## Your goal
Whenever the string "Variables" turns up in a line of the data below, copy that line.

Items from an interface collection:

----

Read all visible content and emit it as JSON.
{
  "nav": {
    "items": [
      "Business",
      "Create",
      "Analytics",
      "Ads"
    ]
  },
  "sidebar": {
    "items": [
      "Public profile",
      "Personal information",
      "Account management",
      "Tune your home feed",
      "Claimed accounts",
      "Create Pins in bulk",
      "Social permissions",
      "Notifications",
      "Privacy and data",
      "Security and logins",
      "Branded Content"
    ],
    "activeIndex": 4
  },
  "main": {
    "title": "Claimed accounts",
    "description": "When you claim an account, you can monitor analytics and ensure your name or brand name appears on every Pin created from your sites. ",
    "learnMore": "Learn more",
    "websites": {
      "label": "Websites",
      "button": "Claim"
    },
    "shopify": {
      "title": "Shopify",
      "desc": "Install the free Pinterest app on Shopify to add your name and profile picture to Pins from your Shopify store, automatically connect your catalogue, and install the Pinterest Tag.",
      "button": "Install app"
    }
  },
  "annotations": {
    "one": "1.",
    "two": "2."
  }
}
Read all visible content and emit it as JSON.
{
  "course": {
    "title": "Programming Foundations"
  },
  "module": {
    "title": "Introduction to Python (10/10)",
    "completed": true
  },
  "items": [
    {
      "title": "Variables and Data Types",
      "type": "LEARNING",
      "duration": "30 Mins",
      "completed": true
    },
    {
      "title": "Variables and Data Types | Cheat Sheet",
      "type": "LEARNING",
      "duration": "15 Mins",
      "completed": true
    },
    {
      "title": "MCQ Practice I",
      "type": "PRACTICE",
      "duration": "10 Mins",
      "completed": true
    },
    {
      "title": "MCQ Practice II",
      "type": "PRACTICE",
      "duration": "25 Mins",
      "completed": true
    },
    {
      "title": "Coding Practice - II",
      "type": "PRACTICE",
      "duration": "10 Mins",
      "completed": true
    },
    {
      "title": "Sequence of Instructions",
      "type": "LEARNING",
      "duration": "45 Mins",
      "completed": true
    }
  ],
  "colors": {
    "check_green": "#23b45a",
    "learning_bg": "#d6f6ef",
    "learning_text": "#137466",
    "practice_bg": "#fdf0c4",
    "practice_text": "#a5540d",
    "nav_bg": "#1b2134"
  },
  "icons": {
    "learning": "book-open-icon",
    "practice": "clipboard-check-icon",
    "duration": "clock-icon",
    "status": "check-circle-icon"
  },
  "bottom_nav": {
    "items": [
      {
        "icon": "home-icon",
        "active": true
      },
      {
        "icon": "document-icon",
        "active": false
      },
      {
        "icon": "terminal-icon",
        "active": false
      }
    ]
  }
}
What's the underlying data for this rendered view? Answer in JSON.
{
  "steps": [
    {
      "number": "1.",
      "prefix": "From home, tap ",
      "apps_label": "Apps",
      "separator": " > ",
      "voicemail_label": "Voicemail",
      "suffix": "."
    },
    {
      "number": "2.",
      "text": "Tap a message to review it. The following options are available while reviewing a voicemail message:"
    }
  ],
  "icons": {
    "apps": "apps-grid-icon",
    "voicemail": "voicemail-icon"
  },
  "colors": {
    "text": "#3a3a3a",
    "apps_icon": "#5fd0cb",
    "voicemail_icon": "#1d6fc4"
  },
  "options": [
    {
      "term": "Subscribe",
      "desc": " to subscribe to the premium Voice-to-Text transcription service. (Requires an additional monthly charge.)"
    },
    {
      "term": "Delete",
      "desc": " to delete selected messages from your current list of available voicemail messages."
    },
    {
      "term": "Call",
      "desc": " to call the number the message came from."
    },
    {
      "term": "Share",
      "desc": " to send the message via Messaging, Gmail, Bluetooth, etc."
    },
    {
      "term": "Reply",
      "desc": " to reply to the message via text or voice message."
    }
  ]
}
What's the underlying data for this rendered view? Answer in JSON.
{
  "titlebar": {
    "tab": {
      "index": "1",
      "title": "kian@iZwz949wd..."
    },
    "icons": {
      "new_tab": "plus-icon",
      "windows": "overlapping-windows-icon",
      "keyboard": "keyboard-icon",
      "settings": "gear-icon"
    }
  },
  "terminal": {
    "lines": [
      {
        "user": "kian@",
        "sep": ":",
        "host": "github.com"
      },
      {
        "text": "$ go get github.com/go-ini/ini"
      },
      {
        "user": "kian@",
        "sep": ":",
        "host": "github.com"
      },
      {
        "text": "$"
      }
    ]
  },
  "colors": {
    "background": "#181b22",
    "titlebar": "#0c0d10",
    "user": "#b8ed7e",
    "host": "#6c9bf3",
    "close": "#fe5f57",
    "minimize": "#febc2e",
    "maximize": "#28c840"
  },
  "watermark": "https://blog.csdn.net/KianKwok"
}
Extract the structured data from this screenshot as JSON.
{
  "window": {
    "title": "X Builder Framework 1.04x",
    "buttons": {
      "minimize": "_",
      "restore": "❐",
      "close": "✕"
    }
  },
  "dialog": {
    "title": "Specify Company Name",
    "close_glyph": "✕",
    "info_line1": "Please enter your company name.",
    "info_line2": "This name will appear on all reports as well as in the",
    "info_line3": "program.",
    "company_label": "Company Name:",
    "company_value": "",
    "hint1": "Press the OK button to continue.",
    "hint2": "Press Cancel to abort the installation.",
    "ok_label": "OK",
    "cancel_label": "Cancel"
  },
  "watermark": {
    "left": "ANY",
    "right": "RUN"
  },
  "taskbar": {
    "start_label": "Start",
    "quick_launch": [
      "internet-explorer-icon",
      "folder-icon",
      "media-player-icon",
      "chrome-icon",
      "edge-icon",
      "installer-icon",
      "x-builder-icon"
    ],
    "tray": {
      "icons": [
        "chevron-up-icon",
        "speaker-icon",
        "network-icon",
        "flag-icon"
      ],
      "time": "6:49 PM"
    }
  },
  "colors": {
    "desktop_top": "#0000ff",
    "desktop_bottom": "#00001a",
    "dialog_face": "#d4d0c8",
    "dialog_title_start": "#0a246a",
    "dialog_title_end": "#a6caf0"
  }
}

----

## Problem solution
      "title": "Variables and Data Types",
      "title": "Variables and Data Types | Cheat Sheet",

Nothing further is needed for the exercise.